### Exercise details
Search the entries below for the word "White", then copy each line in which it is found.

### Recorded information
********
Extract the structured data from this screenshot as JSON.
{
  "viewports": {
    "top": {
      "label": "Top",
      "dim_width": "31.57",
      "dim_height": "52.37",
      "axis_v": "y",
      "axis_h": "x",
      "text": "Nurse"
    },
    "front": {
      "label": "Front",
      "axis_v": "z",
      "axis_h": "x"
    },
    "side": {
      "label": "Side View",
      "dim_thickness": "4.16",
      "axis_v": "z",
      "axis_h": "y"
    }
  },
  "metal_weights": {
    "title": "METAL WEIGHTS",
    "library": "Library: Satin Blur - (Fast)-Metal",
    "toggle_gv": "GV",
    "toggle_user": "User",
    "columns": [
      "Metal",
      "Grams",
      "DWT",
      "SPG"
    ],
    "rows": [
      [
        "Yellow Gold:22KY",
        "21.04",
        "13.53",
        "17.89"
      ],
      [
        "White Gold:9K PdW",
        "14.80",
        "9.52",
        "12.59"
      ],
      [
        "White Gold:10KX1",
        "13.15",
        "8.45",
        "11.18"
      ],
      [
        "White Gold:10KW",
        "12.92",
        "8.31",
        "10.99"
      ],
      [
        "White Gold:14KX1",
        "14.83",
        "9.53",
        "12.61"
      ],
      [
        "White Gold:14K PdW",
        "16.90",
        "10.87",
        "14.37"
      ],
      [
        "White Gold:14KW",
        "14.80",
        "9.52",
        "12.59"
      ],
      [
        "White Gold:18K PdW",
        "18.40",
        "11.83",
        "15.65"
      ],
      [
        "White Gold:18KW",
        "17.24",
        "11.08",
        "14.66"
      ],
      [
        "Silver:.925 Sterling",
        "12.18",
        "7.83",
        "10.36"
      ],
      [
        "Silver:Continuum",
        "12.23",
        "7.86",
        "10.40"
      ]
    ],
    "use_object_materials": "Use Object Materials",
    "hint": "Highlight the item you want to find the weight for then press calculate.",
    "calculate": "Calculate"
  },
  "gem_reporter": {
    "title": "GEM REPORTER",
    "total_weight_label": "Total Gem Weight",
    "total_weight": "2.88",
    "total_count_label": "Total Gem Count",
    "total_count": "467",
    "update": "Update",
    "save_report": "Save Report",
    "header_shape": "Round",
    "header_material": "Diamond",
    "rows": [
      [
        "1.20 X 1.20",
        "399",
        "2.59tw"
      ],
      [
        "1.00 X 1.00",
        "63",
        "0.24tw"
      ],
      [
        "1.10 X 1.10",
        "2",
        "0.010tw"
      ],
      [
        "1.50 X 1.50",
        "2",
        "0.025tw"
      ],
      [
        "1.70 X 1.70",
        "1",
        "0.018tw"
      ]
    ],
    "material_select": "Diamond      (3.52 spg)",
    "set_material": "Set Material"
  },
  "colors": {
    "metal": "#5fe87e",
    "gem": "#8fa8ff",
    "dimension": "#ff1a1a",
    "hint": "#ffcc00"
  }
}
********
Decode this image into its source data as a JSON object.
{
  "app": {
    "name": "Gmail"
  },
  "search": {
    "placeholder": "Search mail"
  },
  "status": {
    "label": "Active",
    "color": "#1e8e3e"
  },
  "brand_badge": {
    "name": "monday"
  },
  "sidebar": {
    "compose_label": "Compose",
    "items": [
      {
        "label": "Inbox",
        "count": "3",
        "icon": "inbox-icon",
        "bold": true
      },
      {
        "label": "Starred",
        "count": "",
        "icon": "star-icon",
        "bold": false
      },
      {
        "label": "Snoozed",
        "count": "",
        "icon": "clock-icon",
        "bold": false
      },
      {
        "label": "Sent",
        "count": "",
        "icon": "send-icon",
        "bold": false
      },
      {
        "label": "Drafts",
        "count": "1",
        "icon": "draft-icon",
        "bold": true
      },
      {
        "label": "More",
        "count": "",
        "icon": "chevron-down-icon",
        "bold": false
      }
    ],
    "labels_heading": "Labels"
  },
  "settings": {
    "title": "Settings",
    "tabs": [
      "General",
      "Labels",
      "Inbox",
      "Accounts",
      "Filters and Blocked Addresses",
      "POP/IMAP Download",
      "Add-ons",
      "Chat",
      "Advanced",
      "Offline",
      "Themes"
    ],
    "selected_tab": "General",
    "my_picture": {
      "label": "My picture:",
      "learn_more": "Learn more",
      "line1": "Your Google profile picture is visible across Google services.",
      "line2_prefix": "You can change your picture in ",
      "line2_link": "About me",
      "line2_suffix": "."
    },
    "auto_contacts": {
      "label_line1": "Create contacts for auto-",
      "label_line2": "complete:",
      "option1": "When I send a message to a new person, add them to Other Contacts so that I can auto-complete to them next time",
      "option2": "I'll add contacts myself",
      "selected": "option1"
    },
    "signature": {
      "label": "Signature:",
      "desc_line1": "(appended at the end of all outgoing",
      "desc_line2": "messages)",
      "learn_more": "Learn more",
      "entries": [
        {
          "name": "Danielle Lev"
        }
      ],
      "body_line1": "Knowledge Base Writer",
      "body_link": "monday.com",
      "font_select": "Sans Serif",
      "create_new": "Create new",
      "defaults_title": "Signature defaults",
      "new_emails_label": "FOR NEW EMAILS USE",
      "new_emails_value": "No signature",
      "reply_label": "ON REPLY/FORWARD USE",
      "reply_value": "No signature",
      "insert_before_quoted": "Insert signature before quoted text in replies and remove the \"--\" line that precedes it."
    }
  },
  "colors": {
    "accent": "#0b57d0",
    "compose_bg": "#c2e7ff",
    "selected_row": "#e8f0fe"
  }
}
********
### Exercise response
        "White Gold:9K PdW",
        "White Gold:10KX1",
        "White Gold:10KW",
        "White Gold:14KX1",
        "White Gold:14K PdW",
        "White Gold:14KW",
        "White Gold:18K PdW",
        "White Gold:18KW",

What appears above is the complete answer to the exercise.